Until you adjust to them, it can be disconcerting to slip on a brand new pair of prescription eyeglasses and look around and find things that just don’t seem right. Don’t worry: Most people adjust comfortably to new glasses within a day or two, and fully adjust within two weeks. While your new glasses may appear not to correct your vision, as well as your old eyeglasses, did, this is completely normal. You might have some vision issues until your eyes adjust; remain patient and continue wearing your new glasses, and your vision will adjust on its own.
You might experience a number of issues with your vision during the adjustment period for your new glasses. Some of these include:
- Eye strain– You might experience eye strain in the first days you wear your new glasses.
- Distortion– Different parts of your vision might change slightly as you are adjusting to new glasses, perhaps depending on how far from you an object is.
- Fishbowl– The image may seem “bent” at the edges. The center of the image may be clear.
- Depth perception– You may find it hard to discern how far away or how close an object is at first.
- Headaches– This is one of the more concerning conditions. If new glasses cause headaches, consult your eye doctor.
Do My Eyes Have To Adjust To New Glasses?

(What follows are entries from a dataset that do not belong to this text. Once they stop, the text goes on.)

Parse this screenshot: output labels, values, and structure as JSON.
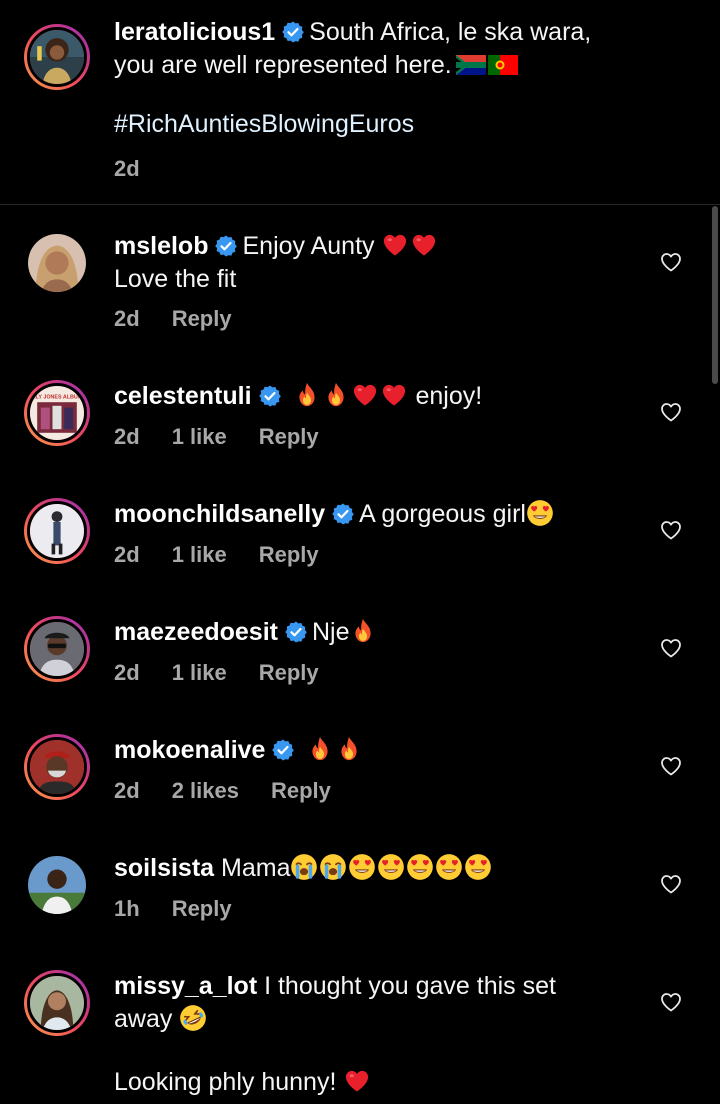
{
  "caption": {
    "username": "leratolicious1",
    "text_line1": "South Africa, le ska wara,",
    "text_line2": "you are well represented here.",
    "hashtag": "#RichAuntiesBlowingEuros",
    "time": "2d",
    "verified": true,
    "flags": [
      "south-africa-flag",
      "portugal-flag"
    ]
  },
  "comments": [
    {
      "username": "mslelob",
      "verified": true,
      "text": "Enjoy Aunty",
      "emojis_after": [
        "red-heart",
        "red-heart"
      ],
      "text_line2": "Love the fit",
      "time": "2d",
      "likes": "",
      "reply": "Reply"
    },
    {
      "username": "celestentuli",
      "verified": true,
      "emojis_before": [
        "fire",
        "fire",
        "red-heart",
        "red-heart"
      ],
      "text": "enjoy!",
      "time": "2d",
      "likes": "1 like",
      "reply": "Reply",
      "avatar_text": "ALY JONES ALBUM"
    },
    {
      "username": "moonchildsanelly",
      "verified": true,
      "text": "A gorgeous girl",
      "emojis_after": [
        "heart-eyes"
      ],
      "time": "2d",
      "likes": "1 like",
      "reply": "Reply"
    },
    {
      "username": "maezeedoesit",
      "verified": true,
      "text": "Nje",
      "emojis_after": [
        "fire"
      ],
      "time": "2d",
      "likes": "1 like",
      "reply": "Reply"
    },
    {
      "username": "mokoenalive",
      "verified": true,
      "text": "",
      "emojis_after": [
        "fire",
        "fire"
      ],
      "time": "2d",
      "likes": "2 likes",
      "reply": "Reply"
    },
    {
      "username": "soilsista",
      "verified": false,
      "text": "Mama",
      "emojis_after": [
        "crying",
        "crying",
        "heart-eyes",
        "heart-eyes",
        "heart-eyes",
        "heart-eyes",
        "heart-eyes"
      ],
      "time": "1h",
      "likes": "",
      "reply": "Reply"
    },
    {
      "username": "missy_a_lot",
      "verified": false,
      "text": "I thought you gave this set",
      "text_line2": "away",
      "emojis_line2": [
        "rolling-laughing"
      ],
      "text_line3": "Looking phly hunny!",
      "emojis_line3": [
        "red-heart"
      ],
      "time": "",
      "likes": "",
      "reply": ""
    }
  ],
  "colors": {
    "background": "#000000",
    "text": "#f5f5f5",
    "meta": "#a8a8a8",
    "verified": "#3897f0",
    "divider": "#262626"
  }
}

Most wearers getting eyeglasses for the first time, or whose prescription is changing, will need to adjust to the new glasses and will experience some temporary visual distortion until they fully adjust. Many issues could be causing problems while you adjust. It is important to understand this is fairly common. It’s common for your eyes and your brain to take some time to adjust to processing images. Maybe it’s been a while since your prescription was updated, or this is your first pair of glasses. In either case, your brain may require a day or two to accept the sharp, new image it’s receiving as correct. You have been compensating for poor vision for so long that it’s “normal.” Your brain will adjust to the new normal as seen through your new eyeglasses. Even if your glasses prescription changes only slightly, one eye might have changed more than the other. Astigmatism can cause further difficulties, and age can speed up the changes in your vision between eye exams. Your eyes also change throughout the day as they get tired or react to other environmental stressors.
Different eyeglass frame styles can also affect your vision and require an adjustment period. Changing from a rectangular-shaped frame to a round frame, for example, or vice versa, can change the curve in the lens. Or moving from a large frame to a smaller frame can change how the frame enters your peripheral vision. While the eye doctor can adjust the prescription for the shape, getting used to the new glasses might require some time. And even if your new frames don’t affect your vision, how they feel on your face can require a few days of adjusting.
The biggest potential problem is a faulty prescription because this means your eyes will not adjust to your new glasses. Errors during the exam, the measurement process, or the production process can all cause a faulty prescription. In spite of a dispensing optician’s diligence in taking measurements correctly—and in spite of the largely computer controlled creation of lenses—human errors sometimes occur. You will not adjust to your new glasses if the prescription is incorrect – you’ll realize this if your vision does not improve after two or three days. This process can take longer with bifocals or progressive (no-line) lenses. If you have questions, your eyeglass professional can check the prescription or even retest your vision to make sure your new glasses are right for your eyes.
Safety While Adjusting To New Glasses
For the most part, the adjustment period for new glasses will pass without any real consequences. Take care, however, while driving, walking up or downstairs, or navigating uneven ground, working with dangerous machinery, or completing tasks that require concentration and good vision. The adjustment period can take some more time if your new glasses are bifocals or they have progressive lenses, or your prescription has changed dramatically.
How Long Will It Take For My Eyes To Fully Adjust To New Glasses?
Most eye care professionals will tell you it will likely take two to three days to adjust to a normal change in your glasses prescription, but the adjustment period can last up to two weeks in some rare cases. If your eyes have not fully adjusted after two or three days, check in with your eye doctor. They might want you to come in so they can check your eyes and/or your glasses. Just be aware that while many wearers will get used to their new glasses in two to three days, a significant change in your eyeglass prescription, a change to your progressive lenses, or getting your first eyeglass prescription can result in an adjustment period that lasts up to two weeks.
Helping Your Eyes Adjust To New Glasses
The best thing you can do to help your eyes and brain adjust to new glasses is to wear them. Wearing your glasses will encourage your eyes to get used to the changes and adapt to the vision correction. Put your glasses on and wear them as soon as you wake up in the morning—that’s when your eyes are fresh. Continue wearing them as much as possible during the day. Don’t wait and put them on later in the day, because that ‘shock’ can cause you to feel the effects. Don’t switch back and forth between your new glasses and an old pair. While it’s tempting to go back to your older pair, this can slow the adjustment to your new glasses.
Call any of our locations to schedule your eye exam today! We are located in Bloomfield Hills, Westland, and Detroit with regular business hours Monday through Friday.